Children should know where their own medicines are stored and who holds the key. The head teacher is responsible for making sure that medicines are stored safely. All emergency medicines, such as asthma inhalers and adrenaline pens, should be readily available to children and should not be locked away. Other non-emergency medicines should generally be kept in a secure place not accessible to children. Criteria under the national standards for under 8s day care require medicines to be stored in their original containers, clearly labelled and inaccessible to children.
A few medicines need to be refrigerated. They can be kept in a refrigerator containing food but should be in an airtight container and clearly labelled. There should be restricted access to a refrigerator holding medicines.
Local pharmacists can give advice about storing medicines.
Access to Medicines
Children need to have immediate access to their medicines when required. At Redcastle Family School asthma inhalers are kept in the First Aid room, children are able to come at any time to use their inhaler. Inhalers are taken to PE lessons with the child. Staff record when inhalers are used.
Disposal of Medicines
Staff should not dispose of medicines. Parents are responsible for ensuring that date-expired medicines are returned to a pharmacy for safe disposal. They should also collect medicines held at the end of each term. If parents do not collect all medicines, they should be taken to a local pharmacy for safe disposal.
Sharps boxes should always be used for the disposal of needles. Sharps boxes can be obtained by parents on prescription from the child’s GP or paediatrician.
Collection and disposal of the boxes should be arranged with the Local Authority’s environmental services. The sharps disposal box is in the medical room.
Hygiene and Infection Control
All staff should be familiar with normal precautions for avoiding infection and follow basic hygiene procedures. Staff should have access to protective disposable gloves and take care when dealing with spillages of blood or other body fluids and disposing of dressings or equipment.

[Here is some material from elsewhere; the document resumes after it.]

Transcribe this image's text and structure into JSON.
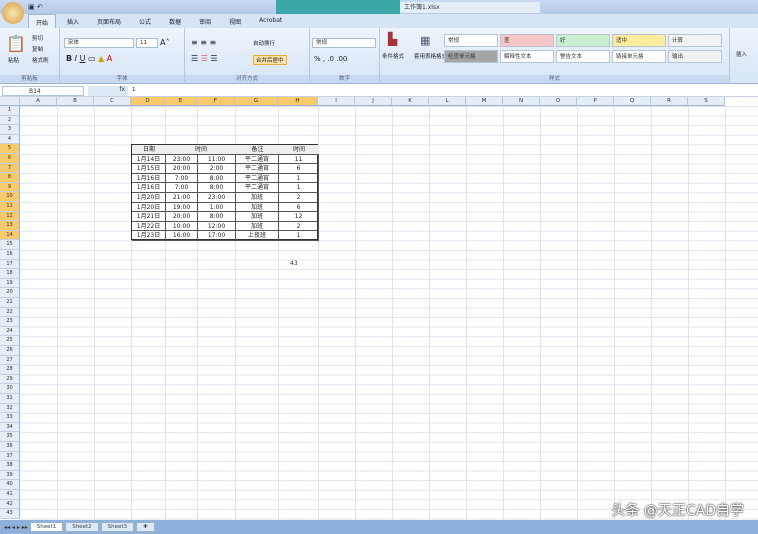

As part of general risk management processes we have arrangements in place for dealing with emergency situations. Children should know what to do in the event of an emergency, such as telling a member of staff. All staff should know how to call the emergency services. All staff should also know who is responsible for carrying out emergency procedures in the event of need. The office staff are usually responsible for calling emergency services at Redcastle. A member of staff should always accompany a child taken to hospital by ambulance, and should stay until the parent arrives. Health professionals are responsible for any decisions on medical treatment when parents are not available. Staff should never take children to hospital in their own car; it is safer to call an ambulance. In remote areas a school might wish to make arrangements with a local health professional for emergency cover. The national standards require Early Year’s settings to ensure that contingency arrangements are in place to cover such emergencies. Individual health care plans should include instructions as to how to manage a child in an emergency, and identify who has the responsibility in an emergency, for example if there is an incident in the playground a lunchtime supervisor would need to be very clear of their role.